The New York Times reports on the end of today’s bailout hearing:
As Mr. [Barney] Frank adjourns the hearing, he admits that aid for the automakers would likely come in the form of “a bill next week that nobody likes.” Clearly much negotiation will be needed in the days ahead, but he now believes that support among his colleagues is building. “I hope that we will get something acceptable enough to member of both houses that we will avert disaster,” Mr. Frank says. “I have more optimism than I had before.”
Still, there are many in the House who feel the same way as Jackie Speier, Democrat from California. “The American people are damn mad,” Ms. Speier said. “They do not want us to bail out this industry.”
So: we’re either building momentum, or Congressmen would be foolish to give them a dime. We’ll get the money from TARP, or we’ll vote new money. Or they can use the money already allocated for “green” conversion. Or they can fend for themselves. If you’re getting the sense things are adrift and no one wants to really bring this to a head — you’re right.
There is a reason President-elect Obama is laying low. This is a lose-lose. Sure, he’d like to get this “out of the way,” but to forcefully push for money would put him right in the middle of a huge fight — both within his party and with conservatives. So Congress is on its own. This then becomes a a test of sorts for the Democratic Congress — can they make hard choices and navigate through conflicting constituencies? So far the answer is a resounding “no.”

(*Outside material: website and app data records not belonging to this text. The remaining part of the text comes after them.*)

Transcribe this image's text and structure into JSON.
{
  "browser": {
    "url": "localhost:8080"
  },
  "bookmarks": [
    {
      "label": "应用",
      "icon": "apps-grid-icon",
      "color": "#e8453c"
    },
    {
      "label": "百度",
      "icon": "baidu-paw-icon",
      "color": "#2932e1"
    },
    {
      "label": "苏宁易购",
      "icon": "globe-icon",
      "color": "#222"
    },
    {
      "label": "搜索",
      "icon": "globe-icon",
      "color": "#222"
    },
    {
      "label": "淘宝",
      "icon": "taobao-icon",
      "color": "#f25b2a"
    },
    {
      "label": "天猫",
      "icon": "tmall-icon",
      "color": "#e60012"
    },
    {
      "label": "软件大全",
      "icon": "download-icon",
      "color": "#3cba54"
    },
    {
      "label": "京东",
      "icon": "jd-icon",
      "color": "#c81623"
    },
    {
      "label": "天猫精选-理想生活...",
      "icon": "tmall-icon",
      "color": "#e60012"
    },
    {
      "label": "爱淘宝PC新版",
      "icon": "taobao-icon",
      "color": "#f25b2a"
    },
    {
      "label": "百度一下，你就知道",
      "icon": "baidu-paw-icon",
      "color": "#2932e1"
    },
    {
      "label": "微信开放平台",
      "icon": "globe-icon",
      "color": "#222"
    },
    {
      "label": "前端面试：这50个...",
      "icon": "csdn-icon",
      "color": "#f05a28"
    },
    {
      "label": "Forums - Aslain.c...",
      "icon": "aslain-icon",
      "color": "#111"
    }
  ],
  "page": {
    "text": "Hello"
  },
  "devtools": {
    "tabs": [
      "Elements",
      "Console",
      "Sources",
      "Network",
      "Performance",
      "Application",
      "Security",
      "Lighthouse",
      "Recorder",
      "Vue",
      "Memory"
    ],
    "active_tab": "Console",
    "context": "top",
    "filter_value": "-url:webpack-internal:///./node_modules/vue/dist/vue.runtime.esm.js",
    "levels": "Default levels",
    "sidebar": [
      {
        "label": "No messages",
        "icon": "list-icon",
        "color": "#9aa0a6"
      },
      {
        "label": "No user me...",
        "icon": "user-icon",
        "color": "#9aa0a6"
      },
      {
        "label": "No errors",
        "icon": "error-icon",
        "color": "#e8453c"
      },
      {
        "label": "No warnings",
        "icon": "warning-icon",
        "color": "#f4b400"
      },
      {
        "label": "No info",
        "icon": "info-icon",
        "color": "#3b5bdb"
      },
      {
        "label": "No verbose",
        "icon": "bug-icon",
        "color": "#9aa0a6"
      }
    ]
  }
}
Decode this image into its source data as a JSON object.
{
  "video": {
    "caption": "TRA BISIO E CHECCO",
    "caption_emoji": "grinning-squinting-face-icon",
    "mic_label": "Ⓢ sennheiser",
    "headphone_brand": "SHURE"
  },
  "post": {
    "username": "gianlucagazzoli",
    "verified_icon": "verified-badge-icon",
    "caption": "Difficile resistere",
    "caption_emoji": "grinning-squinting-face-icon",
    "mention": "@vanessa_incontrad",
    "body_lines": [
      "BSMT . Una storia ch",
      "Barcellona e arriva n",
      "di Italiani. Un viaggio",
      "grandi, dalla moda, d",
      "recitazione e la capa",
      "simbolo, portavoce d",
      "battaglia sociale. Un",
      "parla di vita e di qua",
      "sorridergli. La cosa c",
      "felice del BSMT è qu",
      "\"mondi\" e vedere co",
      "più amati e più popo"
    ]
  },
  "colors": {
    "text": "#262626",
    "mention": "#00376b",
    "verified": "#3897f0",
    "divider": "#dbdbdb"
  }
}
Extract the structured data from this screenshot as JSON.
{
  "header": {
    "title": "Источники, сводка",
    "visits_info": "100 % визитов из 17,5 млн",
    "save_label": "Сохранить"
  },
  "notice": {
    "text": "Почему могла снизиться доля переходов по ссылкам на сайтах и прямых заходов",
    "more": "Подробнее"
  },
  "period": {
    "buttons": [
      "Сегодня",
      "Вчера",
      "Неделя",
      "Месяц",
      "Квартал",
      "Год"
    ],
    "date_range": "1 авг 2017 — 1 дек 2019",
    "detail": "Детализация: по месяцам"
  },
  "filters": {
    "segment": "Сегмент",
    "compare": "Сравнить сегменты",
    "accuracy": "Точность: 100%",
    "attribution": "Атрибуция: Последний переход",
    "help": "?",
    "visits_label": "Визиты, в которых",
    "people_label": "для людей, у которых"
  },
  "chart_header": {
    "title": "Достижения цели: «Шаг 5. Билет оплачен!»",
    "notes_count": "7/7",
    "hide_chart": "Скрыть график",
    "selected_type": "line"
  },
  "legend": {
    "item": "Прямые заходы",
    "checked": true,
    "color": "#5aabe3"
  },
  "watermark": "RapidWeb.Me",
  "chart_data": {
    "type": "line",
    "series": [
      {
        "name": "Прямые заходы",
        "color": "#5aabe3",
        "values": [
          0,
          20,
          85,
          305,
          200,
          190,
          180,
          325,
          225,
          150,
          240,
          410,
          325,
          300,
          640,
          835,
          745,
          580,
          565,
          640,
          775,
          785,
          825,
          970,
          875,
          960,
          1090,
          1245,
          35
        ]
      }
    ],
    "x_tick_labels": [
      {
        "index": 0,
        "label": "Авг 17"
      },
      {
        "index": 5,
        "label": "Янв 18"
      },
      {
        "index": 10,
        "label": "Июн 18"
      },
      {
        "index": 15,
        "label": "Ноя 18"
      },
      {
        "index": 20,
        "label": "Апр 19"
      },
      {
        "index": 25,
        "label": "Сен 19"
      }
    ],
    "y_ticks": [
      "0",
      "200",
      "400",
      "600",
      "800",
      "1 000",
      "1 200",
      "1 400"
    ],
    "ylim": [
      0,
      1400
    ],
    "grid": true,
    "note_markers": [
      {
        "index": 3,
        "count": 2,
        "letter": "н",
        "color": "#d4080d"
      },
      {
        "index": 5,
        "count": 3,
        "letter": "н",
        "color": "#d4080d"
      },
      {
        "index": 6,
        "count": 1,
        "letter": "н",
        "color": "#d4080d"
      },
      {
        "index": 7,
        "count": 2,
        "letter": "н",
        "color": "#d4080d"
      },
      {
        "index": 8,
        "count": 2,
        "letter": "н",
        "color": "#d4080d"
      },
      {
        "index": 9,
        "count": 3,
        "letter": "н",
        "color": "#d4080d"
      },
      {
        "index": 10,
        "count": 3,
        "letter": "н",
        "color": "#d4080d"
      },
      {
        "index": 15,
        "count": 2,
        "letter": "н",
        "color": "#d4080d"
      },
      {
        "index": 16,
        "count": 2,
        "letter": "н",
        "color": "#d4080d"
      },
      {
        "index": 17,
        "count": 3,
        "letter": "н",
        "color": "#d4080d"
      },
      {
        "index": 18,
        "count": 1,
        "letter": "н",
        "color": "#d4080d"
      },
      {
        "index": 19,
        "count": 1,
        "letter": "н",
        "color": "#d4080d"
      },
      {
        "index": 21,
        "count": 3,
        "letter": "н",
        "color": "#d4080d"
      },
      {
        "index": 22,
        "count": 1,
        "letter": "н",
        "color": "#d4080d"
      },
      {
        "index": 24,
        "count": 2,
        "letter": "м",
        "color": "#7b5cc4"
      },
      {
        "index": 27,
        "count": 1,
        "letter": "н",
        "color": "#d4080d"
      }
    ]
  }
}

As Michigan Sen. Carl Levin lamely put it: “It’s very cumbersome for Congress to act. There were so many different approaches thrown out there.” Yeah, legislating is hard, Senator. In this case, legislative incompetence and confusion may be a blessing, at least for the taxpayers.